32-250 Bob Hope Dr. • Rancho Mirage
ORGANIZER: Send 714day a kosmail to attend.
Latest diary: L.A. Kossacks, Lewis Black Fans in So Cal
Friday, October 25th
Meet the Daily Kos Editorial Staff!
TIME: 6:00 PM
LOCATION: Daily Kos HQ
Address given privately to RSVP'ers • Berkeley
ORGANIZER: Send navajo a kosmail to attend.
You will need to bring Potluck.
HQ will be providing the main course like before. Please sign up for a beverages or side dishes below.
- POTLUCK SIGNUP BELOW -
16 six-packs of beer [3 down, 13 to go]
20 bottles of wine [5 down, 15 to go]
4 packs Bottles of water
4 packs Soft Drinks
I'll be bringing my large ice chest with ice, as before.
Anything goes here. Whatcha' got? [3 down]
6 green salads needed, each to feed 10 [4 down, 2 to go]
6 desserts, a dozen hand-held desserts each [4 down, 2 to go]
2. Susan Gardner
3. Meteor Blades
4. Joan McCarter
6. Faith Gardner
7. Will Rockafellow
8. Jen Hayden
9. Paul Hogarth
10. Chris Bowers
11. Rachel Colyer
12. Michael Langenmayr
14. Lusty + dessert
15. side pocket + two 6pks beer + 2 wines + stuffed mushrooms appetizer
18. citisven + beer + beet dip
19. norm + pumpkin bars
20. Lorikeet + big bowl of fruit
21. kimoconnor + appetizer
22. remembrance and TLO? + 1 wine
23. Glen the Plumber + Pasta Mystery Dish
25. dharmasyd + brownies
26. ceebee7 + green salad
28. Dave in Northridge + 2 bottles of wine
30. LinSea + bottled water
35. justiceputnam + grilled balsamic veggies
37. exlrrp +souvenirs ;) !
38. shanikka + salad
41. jpmassar + dessert
Saturday, October 26th
New England Kossacks Meet-up
TIME: 10:30 AM
40 Washington Avenue • Portland, ME
ORGANIZER: Send nhox42 a kosmail to attend.
Latest diary: C+J Kossack Fall Meetup
SFKossacks BBQ in the Wine Country

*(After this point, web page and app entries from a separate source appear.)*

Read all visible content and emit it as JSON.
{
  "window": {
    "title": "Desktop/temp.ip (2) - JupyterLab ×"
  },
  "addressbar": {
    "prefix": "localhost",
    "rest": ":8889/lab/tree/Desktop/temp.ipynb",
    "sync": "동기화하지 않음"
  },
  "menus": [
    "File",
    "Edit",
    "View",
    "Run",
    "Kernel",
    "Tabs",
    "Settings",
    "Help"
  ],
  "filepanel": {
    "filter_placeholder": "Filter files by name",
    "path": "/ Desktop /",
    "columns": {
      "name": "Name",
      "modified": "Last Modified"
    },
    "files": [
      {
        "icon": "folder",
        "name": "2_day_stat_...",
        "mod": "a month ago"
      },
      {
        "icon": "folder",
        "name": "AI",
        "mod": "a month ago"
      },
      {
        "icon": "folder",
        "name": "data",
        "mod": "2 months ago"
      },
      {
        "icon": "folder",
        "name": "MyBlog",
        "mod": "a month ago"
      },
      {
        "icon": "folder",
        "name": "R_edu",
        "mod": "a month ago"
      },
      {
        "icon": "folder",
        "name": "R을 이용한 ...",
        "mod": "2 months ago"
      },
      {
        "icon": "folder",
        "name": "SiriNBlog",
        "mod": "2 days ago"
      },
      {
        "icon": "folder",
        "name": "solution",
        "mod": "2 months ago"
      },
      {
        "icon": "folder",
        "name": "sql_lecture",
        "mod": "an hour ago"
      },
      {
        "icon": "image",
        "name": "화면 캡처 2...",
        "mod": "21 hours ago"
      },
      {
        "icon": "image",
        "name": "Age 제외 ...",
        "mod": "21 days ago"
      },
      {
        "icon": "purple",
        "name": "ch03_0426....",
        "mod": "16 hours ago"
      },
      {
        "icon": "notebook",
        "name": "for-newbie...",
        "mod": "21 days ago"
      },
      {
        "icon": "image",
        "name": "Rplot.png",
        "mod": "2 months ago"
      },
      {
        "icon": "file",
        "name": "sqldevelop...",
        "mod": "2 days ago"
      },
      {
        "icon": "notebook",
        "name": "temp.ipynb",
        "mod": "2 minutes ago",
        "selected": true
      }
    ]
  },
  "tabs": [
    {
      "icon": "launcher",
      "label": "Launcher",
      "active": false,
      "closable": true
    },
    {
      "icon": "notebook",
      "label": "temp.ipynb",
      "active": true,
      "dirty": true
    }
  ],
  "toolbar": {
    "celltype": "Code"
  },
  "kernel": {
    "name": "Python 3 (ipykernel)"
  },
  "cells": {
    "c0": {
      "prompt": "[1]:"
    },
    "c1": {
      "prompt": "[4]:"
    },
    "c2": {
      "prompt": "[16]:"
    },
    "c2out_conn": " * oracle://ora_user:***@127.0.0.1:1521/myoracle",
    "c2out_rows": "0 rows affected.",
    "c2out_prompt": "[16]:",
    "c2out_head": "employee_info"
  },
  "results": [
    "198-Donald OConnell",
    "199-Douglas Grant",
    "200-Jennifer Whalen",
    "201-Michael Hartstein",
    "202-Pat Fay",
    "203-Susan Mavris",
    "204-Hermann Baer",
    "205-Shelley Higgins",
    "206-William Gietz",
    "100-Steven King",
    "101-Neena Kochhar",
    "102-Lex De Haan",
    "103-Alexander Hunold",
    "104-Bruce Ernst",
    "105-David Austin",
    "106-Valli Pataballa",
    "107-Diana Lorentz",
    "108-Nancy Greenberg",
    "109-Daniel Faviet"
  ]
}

LOCATION: Andrew McGuire's home in the Wine Country
Address to be given privately to RSVPs • Windsor
1. Andrew McGuire
6. Hunter/elfling offspring
14. Mr. dksbook
17. side pocket
18. Mrs. side pocket
20. ceebee7's sister
21. leema (will carpool from Marin)
22. Meteor Blades
Glen The Plumber
Send navajo a kosmail if you post a diary about an event so we can update our round-up.
Okay. Floor's open.
Tell us what you are doing on this NEW DAY?